The data shown below were compiled from readership statistics for 1,105 Mendeley readers of this research output. Click here to see the associated Mendeley record.

Geographical breakdown

Country Count As %
United Kingdom 3 <1%
New Zealand 1 <1%
Russia 1 <1%
Germany 1 <1%
Unknown 1099 99%

Demographic breakdown

Readers by professional status Count As %
Student > Bachelor 256 23%
Student > Master 229 21%
Researcher 69 6%
Student > Ph. D. Student 67 6%
Other 64 6%
Other 173 16%
Unknown 247 22%
Readers by discipline Count As %
Sports and Recreations 305 28%
Nursing and Health Professions 169 15%
Medicine and Dentistry 130 12%
Agricultural and Biological Sciences 75 7%
Biochemistry, Genetics and Molecular Biology 68 6%
Other 83 8%
Unknown 275 25%

Attention Score in Context

This research output has an Altmetric Attention Score of 972. This is our high-level measure of the quality and quantity of online attention that it has received. This Attention Score, as well as the ranking and number of research outputs shown below, was calculated when the research output was last mentioned on 09 September 2022.
All research outputs
#12,890
of 22,151,016 outputs
Outputs from Journal of Physiology
#4
of 9,026 outputs
Outputs of similar age
#293
of 422,506 outputs
Outputs of similar age from Journal of Physiology
#1
of 137 outputs
Altmetric has tracked 22,151,016 research outputs across all sources so far.

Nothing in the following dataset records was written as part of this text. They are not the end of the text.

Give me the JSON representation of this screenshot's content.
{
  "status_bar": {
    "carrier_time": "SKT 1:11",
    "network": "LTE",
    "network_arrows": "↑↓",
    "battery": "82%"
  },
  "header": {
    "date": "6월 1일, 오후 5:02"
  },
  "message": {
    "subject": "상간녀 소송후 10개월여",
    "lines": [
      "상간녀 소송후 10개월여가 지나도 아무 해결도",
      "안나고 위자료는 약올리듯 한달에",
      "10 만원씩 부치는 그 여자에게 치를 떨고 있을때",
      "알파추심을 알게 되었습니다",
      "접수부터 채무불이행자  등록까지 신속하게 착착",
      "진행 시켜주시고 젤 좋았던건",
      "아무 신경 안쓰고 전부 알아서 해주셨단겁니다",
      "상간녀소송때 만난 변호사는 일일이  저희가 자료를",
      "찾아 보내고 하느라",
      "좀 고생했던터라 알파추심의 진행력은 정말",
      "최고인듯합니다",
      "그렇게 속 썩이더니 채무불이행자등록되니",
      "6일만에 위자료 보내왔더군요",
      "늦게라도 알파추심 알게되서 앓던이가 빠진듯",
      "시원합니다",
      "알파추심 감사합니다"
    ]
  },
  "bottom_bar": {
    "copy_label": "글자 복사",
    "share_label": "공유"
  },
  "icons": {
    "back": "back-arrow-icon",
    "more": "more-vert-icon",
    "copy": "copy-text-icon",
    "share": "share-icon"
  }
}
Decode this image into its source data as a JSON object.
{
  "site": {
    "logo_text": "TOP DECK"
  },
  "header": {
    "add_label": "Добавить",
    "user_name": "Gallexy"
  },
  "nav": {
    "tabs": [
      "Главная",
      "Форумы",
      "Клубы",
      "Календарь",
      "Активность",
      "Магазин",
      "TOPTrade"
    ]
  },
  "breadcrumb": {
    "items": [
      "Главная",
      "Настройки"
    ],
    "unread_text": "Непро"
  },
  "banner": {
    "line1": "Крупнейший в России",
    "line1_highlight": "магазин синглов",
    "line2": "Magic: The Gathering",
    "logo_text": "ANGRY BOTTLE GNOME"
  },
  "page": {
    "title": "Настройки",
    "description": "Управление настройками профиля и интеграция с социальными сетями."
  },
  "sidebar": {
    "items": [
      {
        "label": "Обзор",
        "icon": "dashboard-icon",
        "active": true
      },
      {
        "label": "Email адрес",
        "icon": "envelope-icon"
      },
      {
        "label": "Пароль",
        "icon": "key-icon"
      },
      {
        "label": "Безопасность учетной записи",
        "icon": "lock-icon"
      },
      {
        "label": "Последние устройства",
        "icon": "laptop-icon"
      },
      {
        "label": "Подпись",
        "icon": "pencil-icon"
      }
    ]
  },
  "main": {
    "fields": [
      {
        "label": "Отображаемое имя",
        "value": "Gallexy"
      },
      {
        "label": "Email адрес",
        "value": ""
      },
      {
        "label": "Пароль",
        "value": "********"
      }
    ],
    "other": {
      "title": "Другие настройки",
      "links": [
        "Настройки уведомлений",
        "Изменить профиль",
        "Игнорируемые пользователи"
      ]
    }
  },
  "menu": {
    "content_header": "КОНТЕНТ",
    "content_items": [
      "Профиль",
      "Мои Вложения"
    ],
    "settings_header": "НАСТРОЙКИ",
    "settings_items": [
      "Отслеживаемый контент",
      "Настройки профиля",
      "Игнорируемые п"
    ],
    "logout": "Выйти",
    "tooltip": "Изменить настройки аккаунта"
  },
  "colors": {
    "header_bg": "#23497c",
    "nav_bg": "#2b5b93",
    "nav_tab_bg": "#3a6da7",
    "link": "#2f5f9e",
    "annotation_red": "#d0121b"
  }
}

Compared to these this one has done particularly well and is in the 99th percentile: it's in the top 5% of all research outputs ever tracked by Altmetric.
So far Altmetric has tracked 9,026 research outputs from this source. They typically receive a lot more attention than average, with a mean Attention Score of 11.2. This one has done particularly well, scoring higher than 99% of its peers.
Older research outputs will score higher simply because they've had more time to accumulate mentions. To account for age we can compare this Altmetric Attention Score to the 422,506 tracked outputs that were published within six weeks on either side of this one in any source. This one has done particularly well, scoring higher than 99% of its contemporaries.
We're also able to compare this research output to 137 others from the same source and published within six weeks on either side of this one. This one has done particularly well, scoring higher than 99% of its contemporaries.